    Police are even trained to look out for bumper stickers, like anti-abortion supporters, to lump them all in the sovereignty movement. If I “had” to have a bumper sticker on my car, it would read: “Support your local LAWFUL police and sheriff!” You and I know what it means, but they don’t.

  8. Lex Mercatoria

    July 7, 2013 at 6:33 AM

    “Cops” are only that if you recognize them as such. It is this recognition, as evidenced by one’s words and/or actions that empowers them to proceed.
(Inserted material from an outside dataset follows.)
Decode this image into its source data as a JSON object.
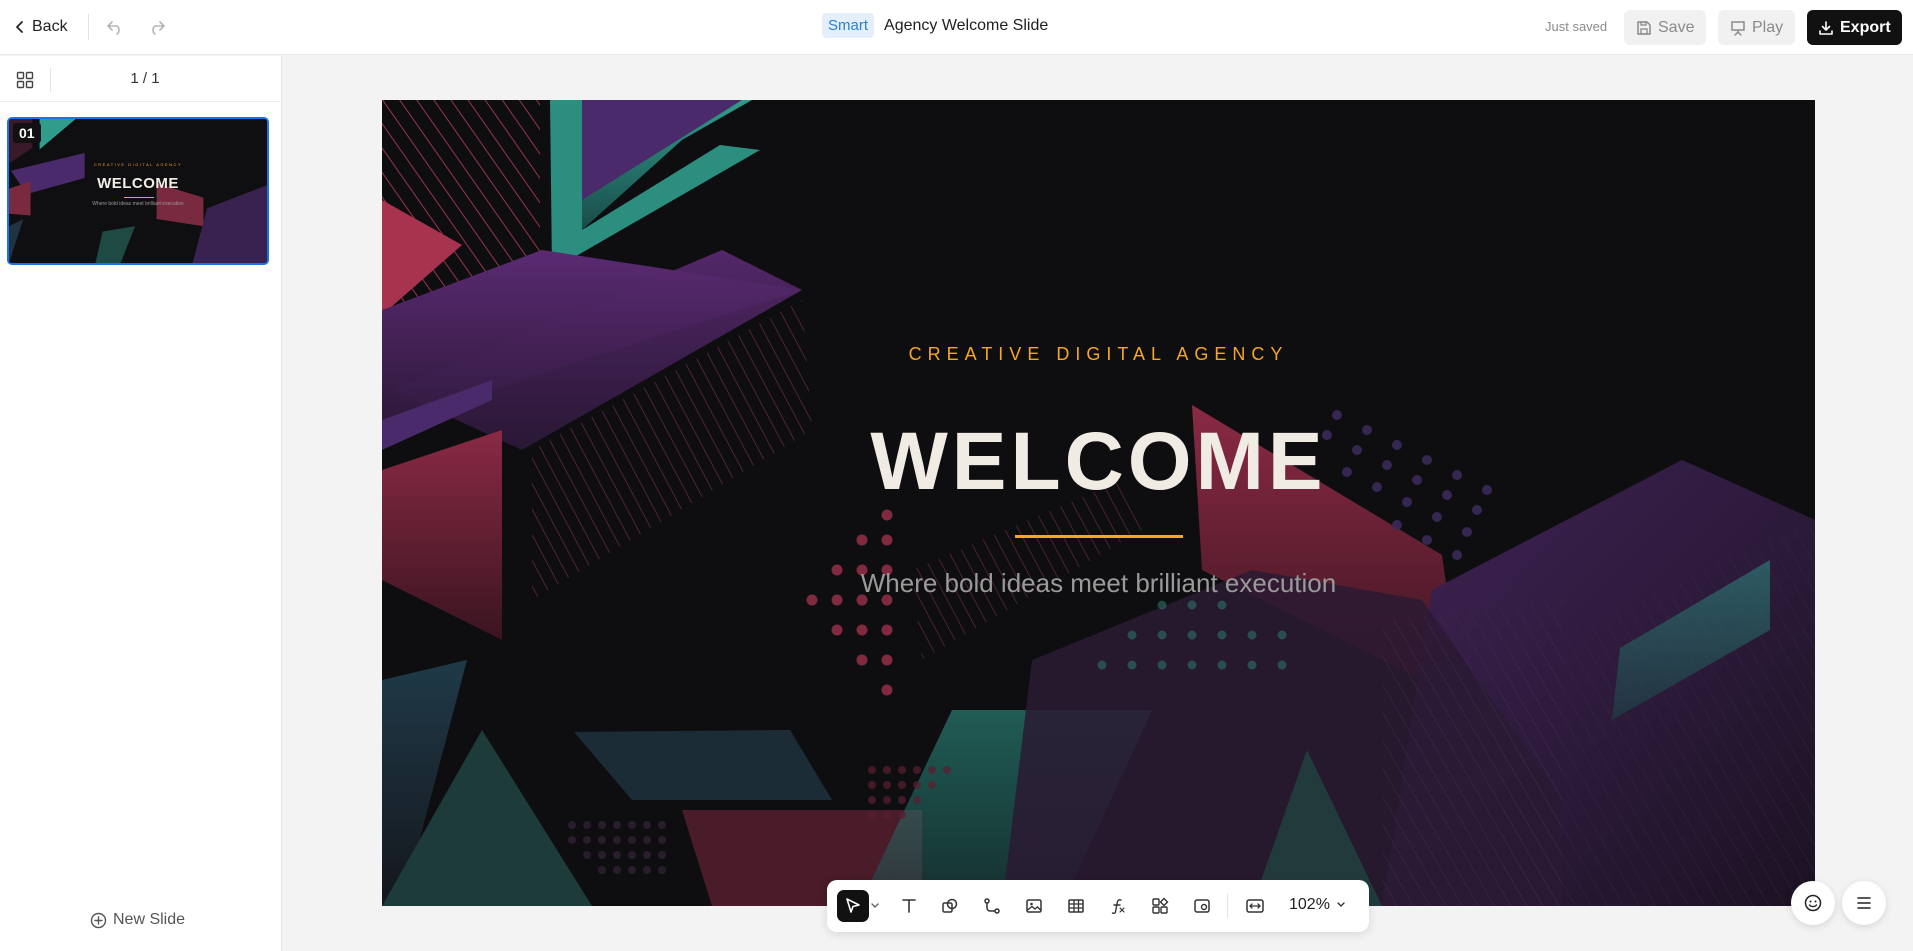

    “Who are you?” is the first question I’d ask. That man or woman is a stranger to me and until they can demonstrate they are as I am–a man made in the image of God–then we have no meeting of the minds and thus no basis for further interaction. It’s a matter of apples and oranges, as they say.

    Identity is everything and the only issue that really matters. As Rice McLeod likes to ask, “who are you?”

    • Jetlag

      July 7, 2013 at 1:51 PM

      So proper law enforcement requires a “meeting of minds” between the police and their suspects?

      The criminal element will surely approve of this policy, if it’s ever implemented. All they have to do is decline to contract, and they’re effectively above the law.

      • Lex Mercatorai

        July 9, 2013 at 1:40 AM

        What law is that? Whose law?

        There is no “law” enforcement, at least not in the way most assume and presume there to be. There used to be but no longer, as it’s all business now–at least on the surface. Those police actors–yes, they are actors (all the world’s a stage, you know)–are just looking to generate revenue. They need your consent via word or deed to do that. That said, let us not mistake force for authority. If one wishes to view the matter from within the proverbial sandbox, Marc Stevens has documented the system actors’ numerous tacit admissions that the latter lack any evidence their legal sounding verbiage is binding upon anyone.

        Fortunately the genuinely criminal elements of society are oblivious to all this. I am self-governing thus I do not need nor am I subject to their purported law, and they agree with me on that. Their “law” is for those who, by their words and/or actions, indicate they need to be governed, or least believe they either need to be governed by others or are subject to others’ “laws.”

        One will either govern oneself or be governed by others.


Leave a Reply

Fill in your details below or click an icon to log in: Logo

You are commenting using your account. Log Out /  Change )

Google+ photo

You are commenting using your Google+ account. Log Out /  Change )

Twitter picture

You are commenting using your Twitter account. Log Out /  Change )

Facebook photo

You are commenting using your Facebook account. Log Out /  Change )


Connecting to %s